* **What the exercise asks**
Everything in the listing that follows should be reproduced exactly except the pictures.

* **Given information**
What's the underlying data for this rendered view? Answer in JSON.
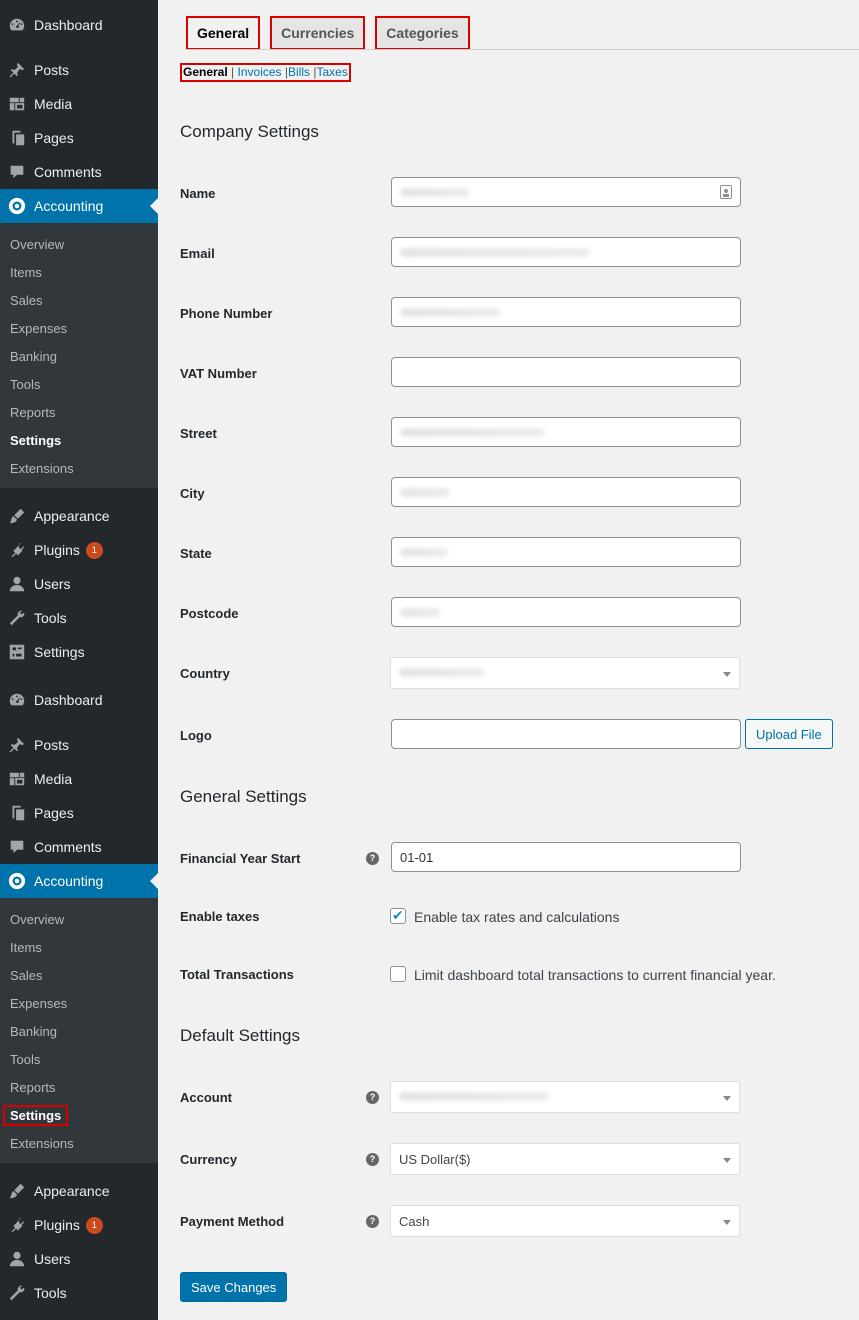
{
  "sidebar": {
    "group1": {
      "top_items": [
        {
          "label": "Dashboard",
          "icon": "dashboard-icon"
        }
      ],
      "content_items": [
        {
          "label": "Posts",
          "icon": "pin-icon"
        },
        {
          "label": "Media",
          "icon": "media-icon"
        },
        {
          "label": "Pages",
          "icon": "pages-icon"
        },
        {
          "label": "Comments",
          "icon": "comments-icon"
        }
      ],
      "active": {
        "label": "Accounting",
        "icon": "accounting-icon"
      },
      "submenu": [
        "Overview",
        "Items",
        "Sales",
        "Expenses",
        "Banking",
        "Tools",
        "Reports",
        "Settings",
        "Extensions"
      ],
      "bottom_items": [
        {
          "label": "Appearance",
          "icon": "appearance-icon"
        },
        {
          "label": "Plugins",
          "icon": "plugins-icon",
          "badge": "1"
        },
        {
          "label": "Users",
          "icon": "users-icon"
        },
        {
          "label": "Tools",
          "icon": "tools-icon"
        },
        {
          "label": "Settings",
          "icon": "settings-icon"
        }
      ]
    },
    "group2": {
      "top_items": [
        {
          "label": "Dashboard",
          "icon": "dashboard-icon"
        }
      ],
      "content_items": [
        {
          "label": "Posts",
          "icon": "pin-icon"
        },
        {
          "label": "Media",
          "icon": "media-icon"
        },
        {
          "label": "Pages",
          "icon": "pages-icon"
        },
        {
          "label": "Comments",
          "icon": "comments-icon"
        }
      ],
      "active": {
        "label": "Accounting",
        "icon": "accounting-icon"
      },
      "submenu": [
        "Overview",
        "Items",
        "Sales",
        "Expenses",
        "Banking",
        "Tools",
        "Reports",
        "Settings",
        "Extensions"
      ],
      "bottom_items": [
        {
          "label": "Appearance",
          "icon": "appearance-icon"
        },
        {
          "label": "Plugins",
          "icon": "plugins-icon",
          "badge": "1"
        },
        {
          "label": "Users",
          "icon": "users-icon"
        },
        {
          "label": "Tools",
          "icon": "tools-icon"
        }
      ]
    },
    "current_submenu": "Settings"
  },
  "tabs": [
    "General",
    "Currencies",
    "Categories"
  ],
  "subsubsub": {
    "current": "General",
    "links": [
      "Invoices",
      "Bills",
      "Taxes"
    ],
    "separator": "|"
  },
  "company": {
    "title": "Company Settings",
    "fields": [
      "Name",
      "Email",
      "Phone Number",
      "VAT Number",
      "Street",
      "City",
      "State",
      "Postcode",
      "Country",
      "Logo"
    ],
    "upload_label": "Upload File"
  },
  "general": {
    "title": "General Settings",
    "financial_year_label": "Financial Year Start",
    "financial_year_value": "01-01",
    "enable_taxes_label": "Enable taxes",
    "enable_taxes_text": "Enable tax rates and calculations",
    "enable_taxes_checked": true,
    "total_transactions_label": "Total Transactions",
    "total_transactions_text": "Limit dashboard total transactions to current financial year.",
    "total_transactions_checked": false
  },
  "defaults": {
    "title": "Default Settings",
    "account_label": "Account",
    "currency_label": "Currency",
    "currency_value": "US Dollar($)",
    "payment_label": "Payment Method",
    "payment_value": "Cash"
  },
  "save_label": "Save Changes",
  "help_glyph": "?",
  "colors": {
    "sidebar": "#23282d",
    "active": "#0073aa",
    "highlight": "#d90000",
    "badge": "#ca4a1f"
  }
}
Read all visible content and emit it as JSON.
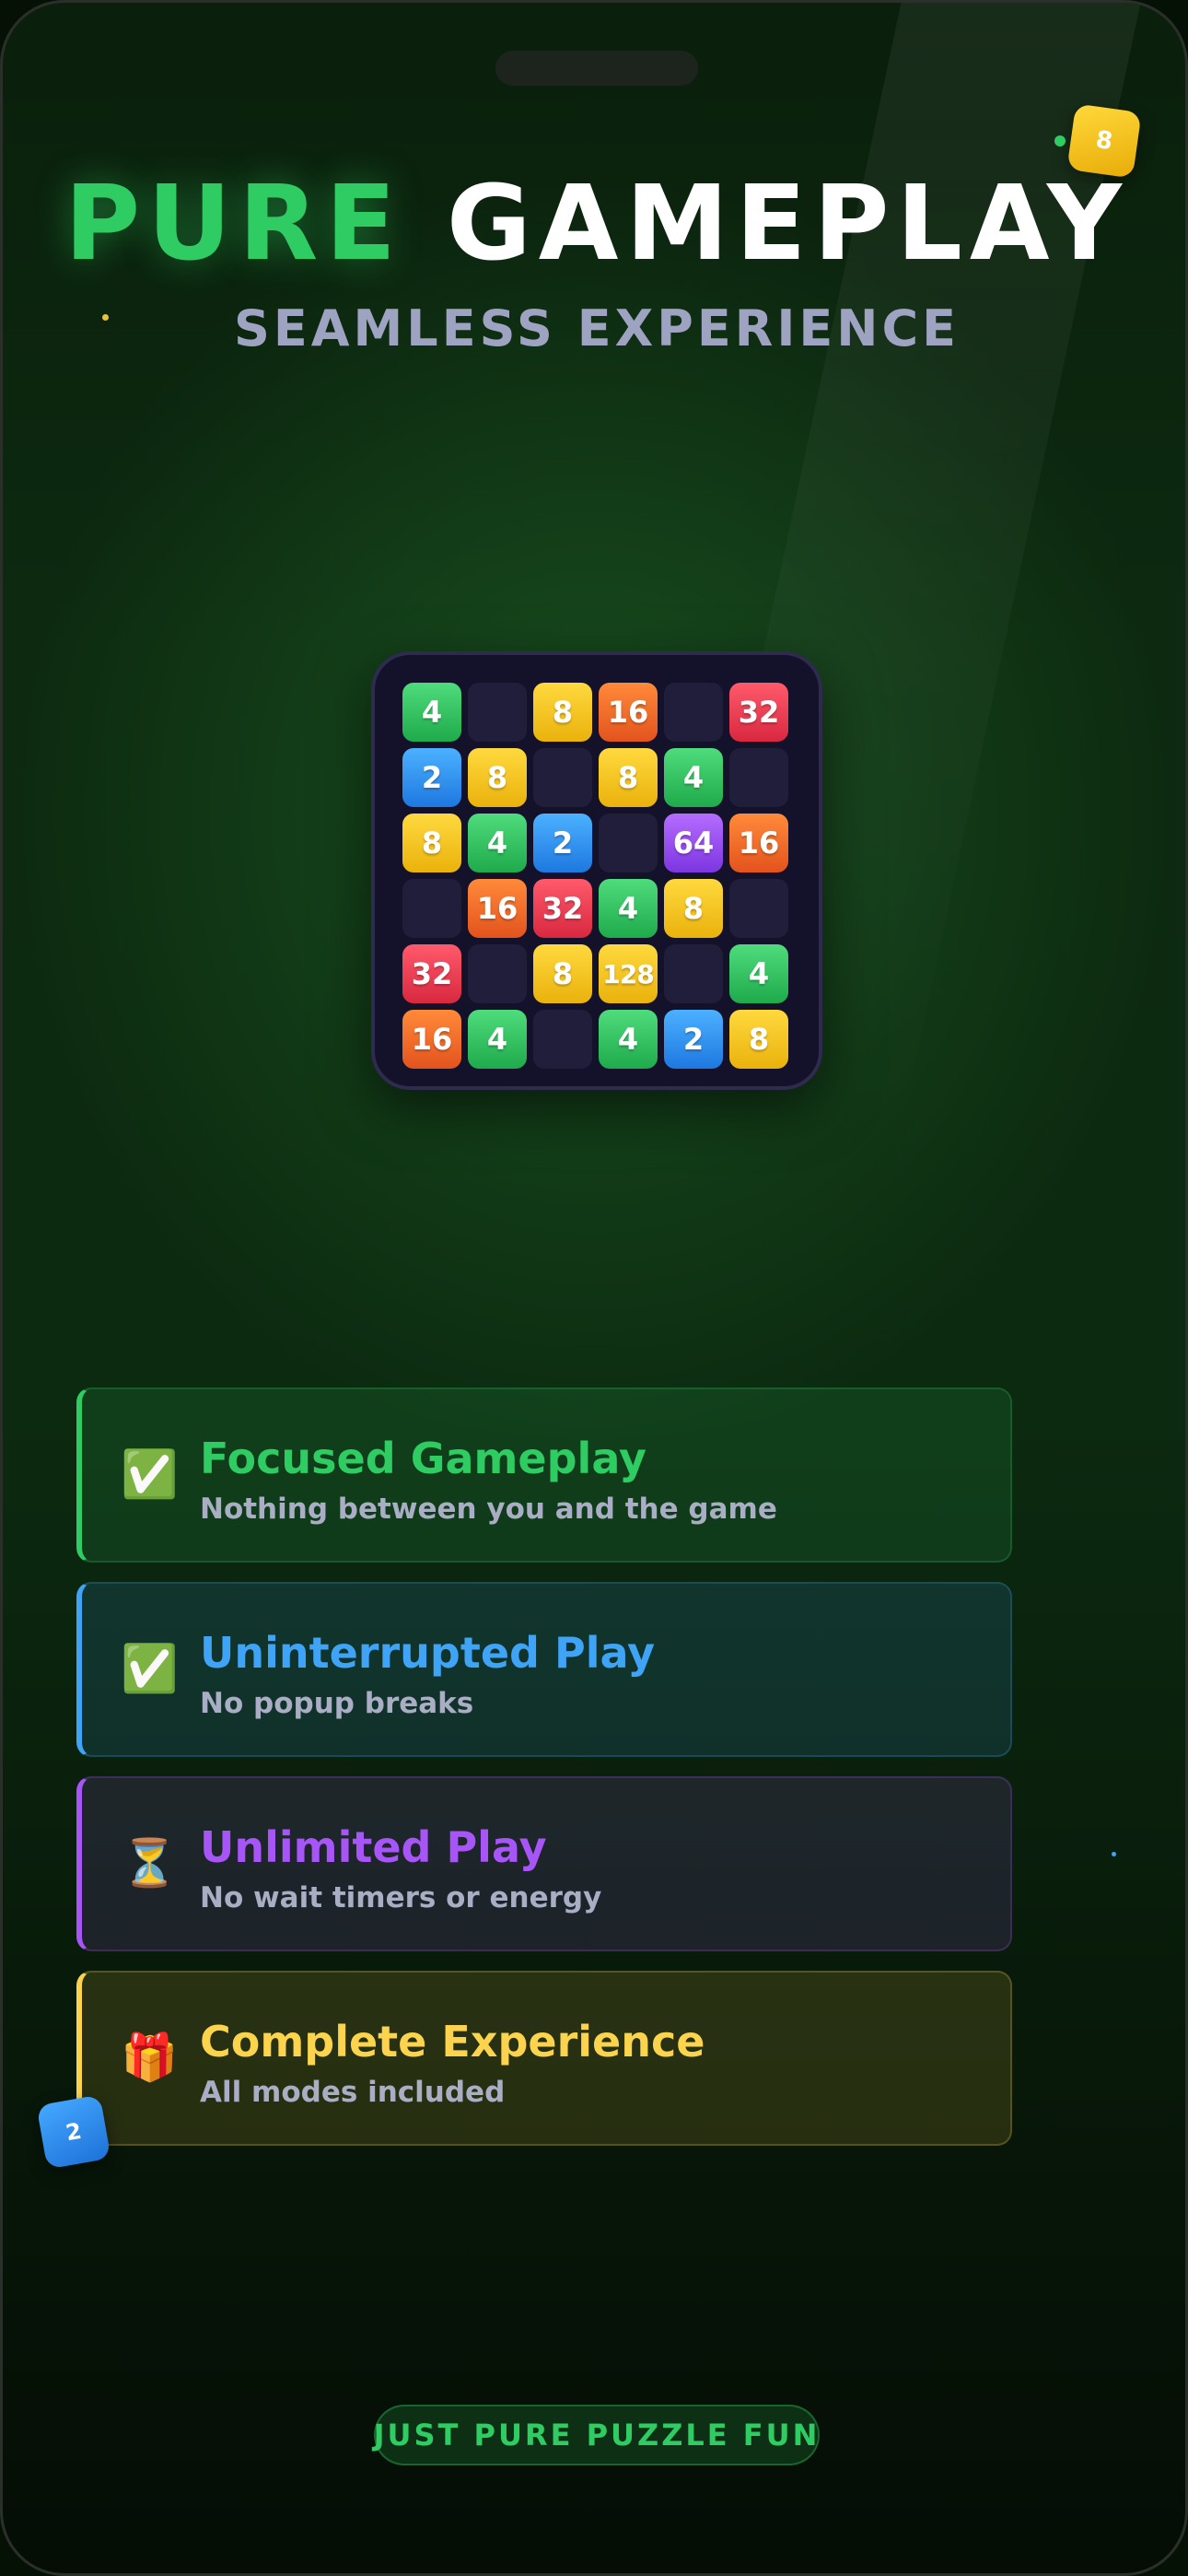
{
  "header": {
    "title_word1": "PURE",
    "title_word2": "GAMEPLAY",
    "subtitle": "SEAMLESS EXPERIENCE"
  },
  "floating_tiles": {
    "top_right": "8",
    "bottom_left": "2"
  },
  "board": {
    "rows": [
      [
        "4",
        "",
        "8",
        "16",
        "",
        "32"
      ],
      [
        "2",
        "8",
        "",
        "8",
        "4",
        ""
      ],
      [
        "8",
        "4",
        "2",
        "",
        "64",
        "16"
      ],
      [
        "",
        "16",
        "32",
        "4",
        "8",
        ""
      ],
      [
        "32",
        "",
        "8",
        "128",
        "",
        "4"
      ],
      [
        "16",
        "4",
        "",
        "4",
        "2",
        "8"
      ]
    ]
  },
  "features": [
    {
      "icon": "check-mark-icon",
      "glyph": "✅",
      "title": "Focused Gameplay",
      "description": "Nothing between you and the game",
      "color": "#2ecc62"
    },
    {
      "icon": "check-mark-icon",
      "glyph": "✅",
      "title": "Uninterrupted Play",
      "description": "No popup breaks",
      "color": "#3fa4f5"
    },
    {
      "icon": "hourglass-icon",
      "glyph": "⏳",
      "title": "Unlimited Play",
      "description": "No wait timers or energy",
      "color": "#a855f7"
    },
    {
      "icon": "gift-icon",
      "glyph": "🎁",
      "title": "Complete Experience",
      "description": "All modes included",
      "color": "#fcd34d"
    }
  ],
  "footer": {
    "tagline": "JUST PURE PUZZLE FUN"
  },
  "colors": {
    "accent_green": "#2ecc62",
    "accent_blue": "#3fa4f5",
    "accent_purple": "#a855f7",
    "accent_yellow": "#fcd34d",
    "subtitle_gray": "#9ea3c2"
  }
}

* **Task response**
What's the underlying data for this rendered view? Answer in JSON.
{
  "sidebar": {
    "group1": {
      "top_items": [
        {
          "label": "Dashboard",
          "icon": "dashboard-icon"
        }
      ],
      "content_items": [
        {
          "label": "Posts",
          "icon": "pin-icon"
        },
        {
          "label": "Media",
          "icon": "media-icon"
        },
        {
          "label": "Pages",
          "icon": "pages-icon"
        },
        {
          "label": "Comments",
          "icon": "comments-icon"
        }
      ],
      "active": {
        "label": "Accounting",
        "icon": "accounting-icon"
      },
      "submenu": [
        "Overview",
        "Items",
        "Sales",
        "Expenses",
        "Banking",
        "Tools",
        "Reports",
        "Settings",
        "Extensions"
      ],
      "bottom_items": [
        {
          "label": "Appearance",
          "icon": "appearance-icon"
        },
        {
          "label": "Plugins",
          "icon": "plugins-icon",
          "badge": "1"
        },
        {
          "label": "Users",
          "icon": "users-icon"
        },
        {
          "label": "Tools",
          "icon": "tools-icon"
        },
        {
          "label": "Settings",
          "icon": "settings-icon"
        }
      ]
    },
    "group2": {
      "top_items": [
        {
          "label": "Dashboard",
          "icon": "dashboard-icon"
        }
      ],
      "content_items": [
        {
          "label": "Posts",
          "icon": "pin-icon"
        },
        {
          "label": "Media",
          "icon": "media-icon"
        },
        {
          "label": "Pages",
          "icon": "pages-icon"
        },
        {
          "label": "Comments",
          "icon": "comments-icon"
        }
      ],
      "active": {
        "label": "Accounting",
        "icon": "accounting-icon"
      },
      "submenu": [
        "Overview",
        "Items",
        "Sales",
        "Expenses",
        "Banking",
        "Tools",
        "Reports",
        "Settings",
        "Extensions"
      ],
      "bottom_items": [
        {
          "label": "Appearance",
          "icon": "appearance-icon"
        },
        {
          "label": "Plugins",
          "icon": "plugins-icon",
          "badge": "1"
        },
        {
          "label": "Users",
          "icon": "users-icon"
        },
        {
          "label": "Tools",
          "icon": "tools-icon"
        }
      ]
    },
    "current_submenu": "Settings"
  },
  "tabs": [
    "General",
    "Currencies",
    "Categories"
  ],
  "subsubsub": {
    "current": "General",
    "links": [
      "Invoices",
      "Bills",
      "Taxes"
    ],
    "separator": "|"
  },
  "company": {
    "title": "Company Settings",
    "fields": [
      "Name",
      "Email",
      "Phone Number",
      "VAT Number",
      "Street",
      "City",
      "State",
      "Postcode",
      "Country",
      "Logo"
    ],
    "upload_label": "Upload File"
  },
  "general": {
    "title": "General Settings",
    "financial_year_label": "Financial Year Start",
    "financial_year_value": "01-01",
    "enable_taxes_label": "Enable taxes",
    "enable_taxes_text": "Enable tax rates and calculations",
    "enable_taxes_checked": true,
    "total_transactions_label": "Total Transactions",
    "total_transactions_text": "Limit dashboard total transactions to current financial year.",
    "total_transactions_checked": false
  },
  "defaults": {
    "title": "Default Settings",
    "account_label": "Account",
    "currency_label": "Currency",
    "currency_value": "US Dollar($)",
    "payment_label": "Payment Method",
    "payment_value": "Cash"
  },
  "save_label": "Save Changes",
  "help_glyph": "?",
  "colors": {
    "sidebar": "#23282d",
    "active": "#0073aa",
    "highlight": "#d90000",
    "badge": "#ca4a1f"
  }
}
Read all visible content and emit it as JSON.
{
  "header": {
    "title_word1": "PURE",
    "title_word2": "GAMEPLAY",
    "subtitle": "SEAMLESS EXPERIENCE"
  },
  "floating_tiles": {
    "top_right": "8",
    "bottom_left": "2"
  },
  "board": {
    "rows": [
      [
        "4",
        "",
        "8",
        "16",
        "",
        "32"
      ],
      [
        "2",
        "8",
        "",
        "8",
        "4",
        ""
      ],
      [
        "8",
        "4",
        "2",
        "",
        "64",
        "16"
      ],
      [
        "",
        "16",
        "32",
        "4",
        "8",
        ""
      ],
      [
        "32",
        "",
        "8",
        "128",
        "",
        "4"
      ],
      [
        "16",
        "4",
        "",
        "4",
        "2",
        "8"
      ]
    ]
  },
  "features": [
    {
      "icon": "check-mark-icon",
      "glyph": "✅",
      "title": "Focused Gameplay",
      "description": "Nothing between you and the game",
      "color": "#2ecc62"
    },
    {
      "icon": "check-mark-icon",
      "glyph": "✅",
      "title": "Uninterrupted Play",
      "description": "No popup breaks",
      "color": "#3fa4f5"
    },
    {
      "icon": "hourglass-icon",
      "glyph": "⏳",
      "title": "Unlimited Play",
      "description": "No wait timers or energy",
      "color": "#a855f7"
    },
    {
      "icon": "gift-icon",
      "glyph": "🎁",
      "title": "Complete Experience",
      "description": "All modes included",
      "color": "#fcd34d"
    }
  ],
  "footer": {
    "tagline": "JUST PURE PUZZLE FUN"
  },
  "colors": {
    "accent_green": "#2ecc62",
    "accent_blue": "#3fa4f5",
    "accent_purple": "#a855f7",
    "accent_yellow": "#fcd34d",
    "subtitle_gray": "#9ea3c2"
  }
}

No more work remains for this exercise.